Extracted entries Block Start
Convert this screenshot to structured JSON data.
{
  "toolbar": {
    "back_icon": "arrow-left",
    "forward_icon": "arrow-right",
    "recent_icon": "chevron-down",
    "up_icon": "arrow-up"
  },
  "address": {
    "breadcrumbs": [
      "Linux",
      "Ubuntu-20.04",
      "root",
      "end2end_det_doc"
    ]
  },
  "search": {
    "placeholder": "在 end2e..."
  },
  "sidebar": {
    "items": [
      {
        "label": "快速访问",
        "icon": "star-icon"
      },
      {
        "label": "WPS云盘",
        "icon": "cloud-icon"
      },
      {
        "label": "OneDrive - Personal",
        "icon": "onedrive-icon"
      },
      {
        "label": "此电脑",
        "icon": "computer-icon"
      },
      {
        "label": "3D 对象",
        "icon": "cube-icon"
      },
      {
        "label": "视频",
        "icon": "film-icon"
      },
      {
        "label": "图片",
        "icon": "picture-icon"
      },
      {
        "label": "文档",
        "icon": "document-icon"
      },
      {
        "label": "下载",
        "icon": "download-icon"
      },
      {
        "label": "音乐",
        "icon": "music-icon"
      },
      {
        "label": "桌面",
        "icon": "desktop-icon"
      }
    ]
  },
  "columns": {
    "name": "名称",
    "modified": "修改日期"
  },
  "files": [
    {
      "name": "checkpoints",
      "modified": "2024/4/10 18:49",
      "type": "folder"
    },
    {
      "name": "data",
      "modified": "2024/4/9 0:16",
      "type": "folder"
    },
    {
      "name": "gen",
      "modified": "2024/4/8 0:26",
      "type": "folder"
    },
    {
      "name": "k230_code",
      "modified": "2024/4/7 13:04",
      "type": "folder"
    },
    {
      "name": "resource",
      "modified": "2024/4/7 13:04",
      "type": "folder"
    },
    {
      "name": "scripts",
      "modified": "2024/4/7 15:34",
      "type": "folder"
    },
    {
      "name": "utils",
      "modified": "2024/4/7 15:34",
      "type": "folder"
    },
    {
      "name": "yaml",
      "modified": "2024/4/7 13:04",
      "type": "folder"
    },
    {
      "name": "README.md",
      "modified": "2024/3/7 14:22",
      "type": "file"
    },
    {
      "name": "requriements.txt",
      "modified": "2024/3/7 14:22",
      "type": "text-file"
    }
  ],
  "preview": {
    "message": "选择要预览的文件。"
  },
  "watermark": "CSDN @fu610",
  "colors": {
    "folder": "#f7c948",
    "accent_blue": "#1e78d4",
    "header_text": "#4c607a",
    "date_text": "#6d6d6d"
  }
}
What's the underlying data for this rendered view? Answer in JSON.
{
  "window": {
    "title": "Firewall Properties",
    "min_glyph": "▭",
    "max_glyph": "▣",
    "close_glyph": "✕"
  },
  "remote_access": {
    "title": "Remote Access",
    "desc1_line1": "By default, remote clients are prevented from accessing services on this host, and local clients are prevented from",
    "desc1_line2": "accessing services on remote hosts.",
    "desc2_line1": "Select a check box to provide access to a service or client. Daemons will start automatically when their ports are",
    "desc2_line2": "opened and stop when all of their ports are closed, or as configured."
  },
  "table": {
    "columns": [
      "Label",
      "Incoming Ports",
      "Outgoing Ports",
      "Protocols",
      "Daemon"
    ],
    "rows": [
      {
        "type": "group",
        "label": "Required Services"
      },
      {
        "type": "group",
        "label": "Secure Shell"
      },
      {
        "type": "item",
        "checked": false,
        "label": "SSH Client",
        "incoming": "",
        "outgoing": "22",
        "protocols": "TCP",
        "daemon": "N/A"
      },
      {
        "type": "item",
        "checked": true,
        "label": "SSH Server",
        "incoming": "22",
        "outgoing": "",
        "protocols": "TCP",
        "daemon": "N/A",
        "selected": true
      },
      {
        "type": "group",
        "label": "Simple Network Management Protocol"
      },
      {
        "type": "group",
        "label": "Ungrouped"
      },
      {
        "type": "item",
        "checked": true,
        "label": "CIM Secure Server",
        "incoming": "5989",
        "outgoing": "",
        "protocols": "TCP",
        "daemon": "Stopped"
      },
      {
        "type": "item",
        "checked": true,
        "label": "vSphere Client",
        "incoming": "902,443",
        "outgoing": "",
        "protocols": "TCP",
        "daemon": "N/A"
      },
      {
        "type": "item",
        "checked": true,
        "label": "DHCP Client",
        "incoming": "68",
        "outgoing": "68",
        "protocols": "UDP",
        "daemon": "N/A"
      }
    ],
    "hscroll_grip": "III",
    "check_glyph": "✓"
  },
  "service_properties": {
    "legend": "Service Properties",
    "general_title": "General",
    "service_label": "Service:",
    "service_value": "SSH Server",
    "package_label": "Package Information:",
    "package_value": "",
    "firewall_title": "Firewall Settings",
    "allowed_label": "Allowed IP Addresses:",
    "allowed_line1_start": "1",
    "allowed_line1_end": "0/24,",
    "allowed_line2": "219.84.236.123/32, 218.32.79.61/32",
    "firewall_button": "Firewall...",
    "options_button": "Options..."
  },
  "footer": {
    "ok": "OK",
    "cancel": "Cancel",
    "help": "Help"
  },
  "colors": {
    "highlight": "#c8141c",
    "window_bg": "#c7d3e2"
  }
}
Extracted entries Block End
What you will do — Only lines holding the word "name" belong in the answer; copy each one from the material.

Problem solution —
    "name": "名称",
      "name": "checkpoints",
      "name": "data",
      "name": "gen",
      "name": "k230_code",
      "name": "resource",
      "name": "scripts",
      "name": "utils",
      "name": "yaml",
      "name": "README.md",
      "name": "requriements.txt",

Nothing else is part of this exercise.